#### [WHAT IS NEEDED]
Starting at the top line and ending at the bottom one, repeat the entries exactly and drop every picture.

======== DATA EXTRACTS ========

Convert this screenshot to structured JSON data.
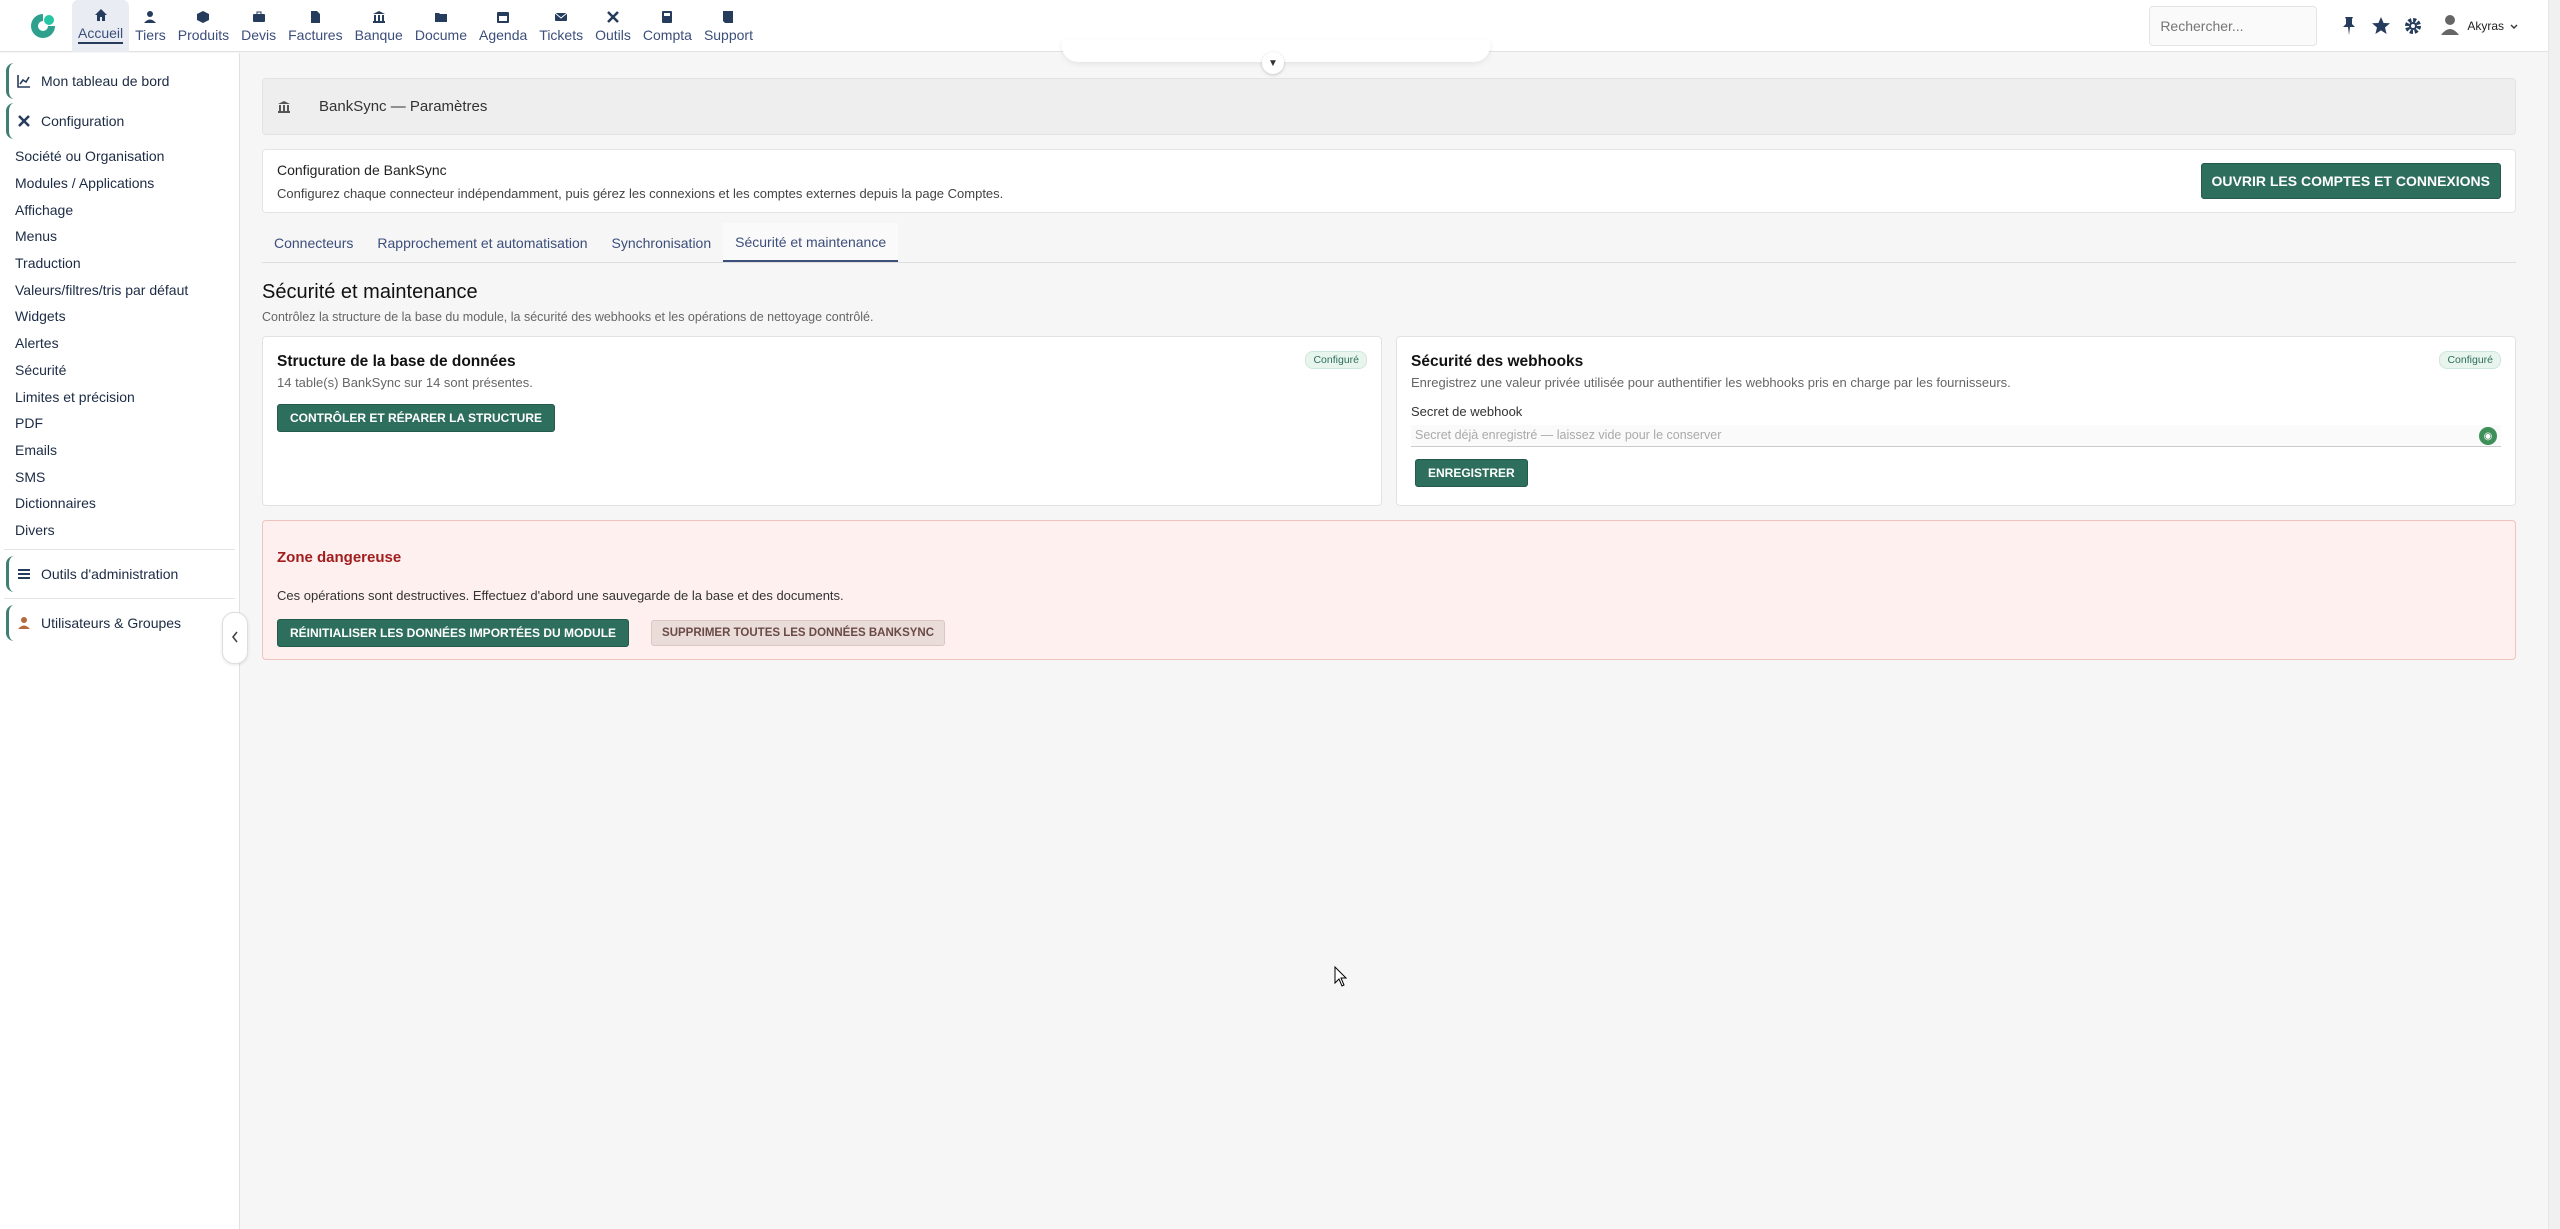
{
  "topbar": {
    "menus": [
      {
        "label": "Accueil",
        "icon": "home-icon",
        "active": true
      },
      {
        "label": "Tiers",
        "icon": "user-icon"
      },
      {
        "label": "Produits",
        "icon": "cube-icon"
      },
      {
        "label": "Devis",
        "icon": "briefcase-icon"
      },
      {
        "label": "Factures",
        "icon": "invoice-icon"
      },
      {
        "label": "Banque",
        "icon": "bank-icon"
      },
      {
        "label": "Docume",
        "icon": "folder-icon"
      },
      {
        "label": "Agenda",
        "icon": "calendar-icon"
      },
      {
        "label": "Tickets",
        "icon": "ticket-icon"
      },
      {
        "label": "Outils",
        "icon": "tools-icon"
      },
      {
        "label": "Compta",
        "icon": "ledger-icon"
      },
      {
        "label": "Support",
        "icon": "book-icon"
      }
    ],
    "search_placeholder": "Rechercher...",
    "user_name": "Akyras"
  },
  "sidebar": {
    "dashboard": "Mon tableau de bord",
    "configuration": "Configuration",
    "items": [
      "Société ou Organisation",
      "Modules / Applications",
      "Affichage",
      "Menus",
      "Traduction",
      "Valeurs/filtres/tris par défaut",
      "Widgets",
      "Alertes",
      "Sécurité",
      "Limites et précision",
      "PDF",
      "Emails",
      "SMS",
      "Dictionnaires",
      "Divers"
    ],
    "admin_tools": "Outils d'administration",
    "users_groups": "Utilisateurs & Groupes"
  },
  "page": {
    "title": "BankSync — Paramètres",
    "config_title": "Configuration de BankSync",
    "config_desc": "Configurez chaque connecteur indépendamment, puis gérez les connexions et les comptes externes depuis la page Comptes.",
    "open_accounts_button": "Ouvrir les comptes et connexions",
    "tabs": [
      "Connecteurs",
      "Rapprochement et automatisation",
      "Synchronisation",
      "Sécurité et maintenance"
    ],
    "active_tab": 3,
    "section_title": "Sécurité et maintenance",
    "section_desc": "Contrôlez la structure de la base du module, la sécurité des webhooks et les opérations de nettoyage contrôlé.",
    "db_card": {
      "title": "Structure de la base de données",
      "desc": "14 table(s) BankSync sur 14 sont présentes.",
      "badge": "Configuré",
      "button": "Contrôler et réparer la structure"
    },
    "webhook_card": {
      "title": "Sécurité des webhooks",
      "desc": "Enregistrez une valeur privée utilisée pour authentifier les webhooks pris en charge par les fournisseurs.",
      "badge": "Configuré",
      "field_label": "Secret de webhook",
      "field_placeholder": "Secret déjà enregistré — laissez vide pour le conserver",
      "button": "Enregistrer"
    },
    "danger": {
      "title": "Zone dangereuse",
      "desc": "Ces opérations sont destructives. Effectuez d'abord une sauvegarde de la base et des documents.",
      "reset_button": "Réinitialiser les données importées du module",
      "delete_button": "Supprimer toutes les données BankSync"
    }
  },
  "colors": {
    "accent_green": "#2e6e5c",
    "nav_blue": "#3c4e7a",
    "danger_red": "#a21d1d",
    "danger_bg": "#fdf0ef"
  }
}
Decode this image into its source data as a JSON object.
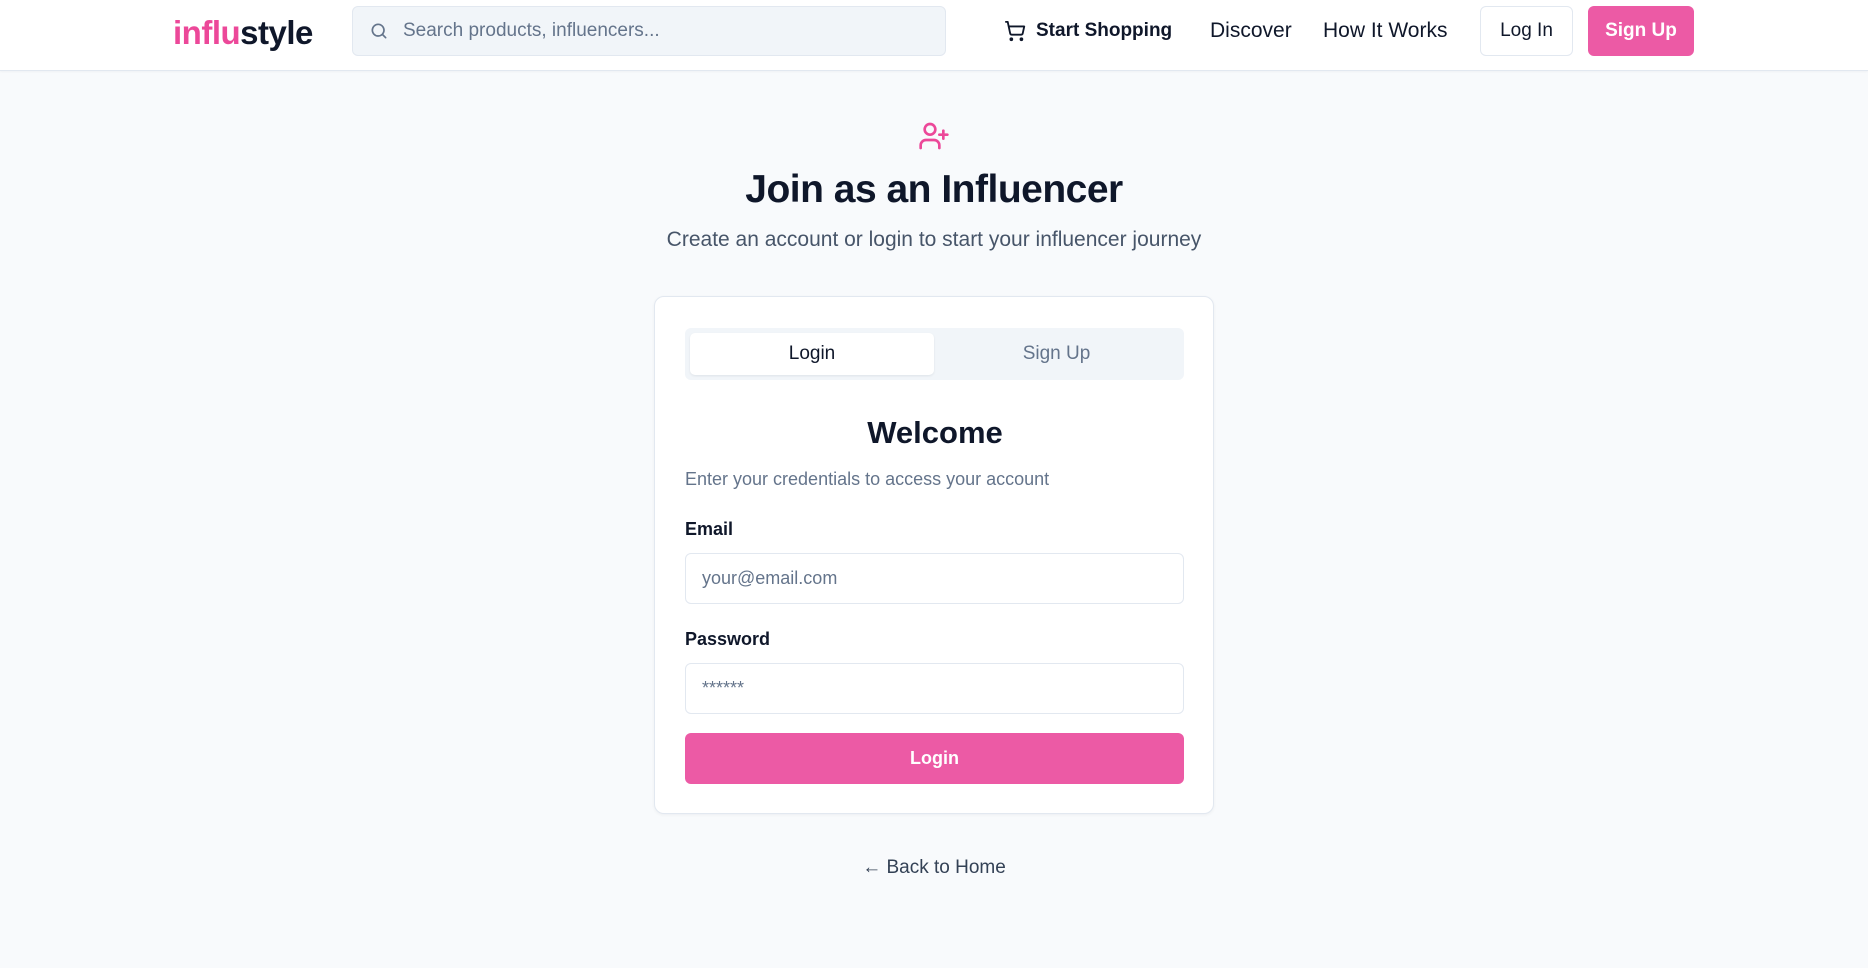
{
  "header": {
    "logo_part1": "influ",
    "logo_part2": "style",
    "search_placeholder": "Search products, influencers...",
    "start_shopping": "Start Shopping",
    "nav": {
      "discover": "Discover",
      "how_it_works": "How It Works"
    },
    "login_label": "Log In",
    "signup_label": "Sign Up"
  },
  "hero": {
    "title": "Join as an Influencer",
    "subtitle": "Create an account or login to start your influencer journey"
  },
  "auth": {
    "tabs": {
      "login": "Login",
      "signup": "Sign Up"
    },
    "active_tab": "login",
    "welcome": "Welcome",
    "description": "Enter your credentials to access your account",
    "email_label": "Email",
    "email_placeholder": "your@email.com",
    "password_label": "Password",
    "password_placeholder": "******",
    "submit_label": "Login"
  },
  "back_link": "← Back to Home",
  "colors": {
    "accent": "#ec4899",
    "button": "#ec5aa5",
    "text": "#0f172a",
    "muted": "#64748b",
    "background": "#f8fafc"
  },
  "icons": {
    "search": "search-icon",
    "cart": "shopping-cart-icon",
    "hero": "user-plus-icon"
  }
}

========

#### [EXPECTED ANSWER]
Convert this screenshot to structured JSON data.
{
  "topbar": {
    "menus": [
      {
        "label": "Accueil",
        "icon": "home-icon",
        "active": true
      },
      {
        "label": "Tiers",
        "icon": "user-icon"
      },
      {
        "label": "Produits",
        "icon": "cube-icon"
      },
      {
        "label": "Devis",
        "icon": "briefcase-icon"
      },
      {
        "label": "Factures",
        "icon": "invoice-icon"
      },
      {
        "label": "Banque",
        "icon": "bank-icon"
      },
      {
        "label": "Docume",
        "icon": "folder-icon"
      },
      {
        "label": "Agenda",
        "icon": "calendar-icon"
      },
      {
        "label": "Tickets",
        "icon": "ticket-icon"
      },
      {
        "label": "Outils",
        "icon": "tools-icon"
      },
      {
        "label": "Compta",
        "icon": "ledger-icon"
      },
      {
        "label": "Support",
        "icon": "book-icon"
      }
    ],
    "search_placeholder": "Rechercher...",
    "user_name": "Akyras"
  },
  "sidebar": {
    "dashboard": "Mon tableau de bord",
    "configuration": "Configuration",
    "items": [
      "Société ou Organisation",
      "Modules / Applications",
      "Affichage",
      "Menus",
      "Traduction",
      "Valeurs/filtres/tris par défaut",
      "Widgets",
      "Alertes",
      "Sécurité",
      "Limites et précision",
      "PDF",
      "Emails",
      "SMS",
      "Dictionnaires",
      "Divers"
    ],
    "admin_tools": "Outils d'administration",
    "users_groups": "Utilisateurs & Groupes"
  },
  "page": {
    "title": "BankSync — Paramètres",
    "config_title": "Configuration de BankSync",
    "config_desc": "Configurez chaque connecteur indépendamment, puis gérez les connexions et les comptes externes depuis la page Comptes.",
    "open_accounts_button": "Ouvrir les comptes et connexions",
    "tabs": [
      "Connecteurs",
      "Rapprochement et automatisation",
      "Synchronisation",
      "Sécurité et maintenance"
    ],
    "active_tab": 3,
    "section_title": "Sécurité et maintenance",
    "section_desc": "Contrôlez la structure de la base du module, la sécurité des webhooks et les opérations de nettoyage contrôlé.",
    "db_card": {
      "title": "Structure de la base de données",
      "desc": "14 table(s) BankSync sur 14 sont présentes.",
      "badge": "Configuré",
      "button": "Contrôler et réparer la structure"
    },
    "webhook_card": {
      "title": "Sécurité des webhooks",
      "desc": "Enregistrez une valeur privée utilisée pour authentifier les webhooks pris en charge par les fournisseurs.",
      "badge": "Configuré",
      "field_label": "Secret de webhook",
      "field_placeholder": "Secret déjà enregistré — laissez vide pour le conserver",
      "button": "Enregistrer"
    },
    "danger": {
      "title": "Zone dangereuse",
      "desc": "Ces opérations sont destructives. Effectuez d'abord une sauvegarde de la base et des documents.",
      "reset_button": "Réinitialiser les données importées du module",
      "delete_button": "Supprimer toutes les données BankSync"
    }
  },
  "colors": {
    "accent_green": "#2e6e5c",
    "nav_blue": "#3c4e7a",
    "danger_red": "#a21d1d",
    "danger_bg": "#fdf0ef"
  }
}
Decode this image into its source data as a JSON object.
{
  "header": {
    "logo_part1": "influ",
    "logo_part2": "style",
    "search_placeholder": "Search products, influencers...",
    "start_shopping": "Start Shopping",
    "nav": {
      "discover": "Discover",
      "how_it_works": "How It Works"
    },
    "login_label": "Log In",
    "signup_label": "Sign Up"
  },
  "hero": {
    "title": "Join as an Influencer",
    "subtitle": "Create an account or login to start your influencer journey"
  },
  "auth": {
    "tabs": {
      "login": "Login",
      "signup": "Sign Up"
    },
    "active_tab": "login",
    "welcome": "Welcome",
    "description": "Enter your credentials to access your account",
    "email_label": "Email",
    "email_placeholder": "your@email.com",
    "password_label": "Password",
    "password_placeholder": "******",
    "submit_label": "Login"
  },
  "back_link": "← Back to Home",
  "colors": {
    "accent": "#ec4899",
    "button": "#ec5aa5",
    "text": "#0f172a",
    "muted": "#64748b",
    "background": "#f8fafc"
  },
  "icons": {
    "search": "search-icon",
    "cart": "shopping-cart-icon",
    "hero": "user-plus-icon"
  }
}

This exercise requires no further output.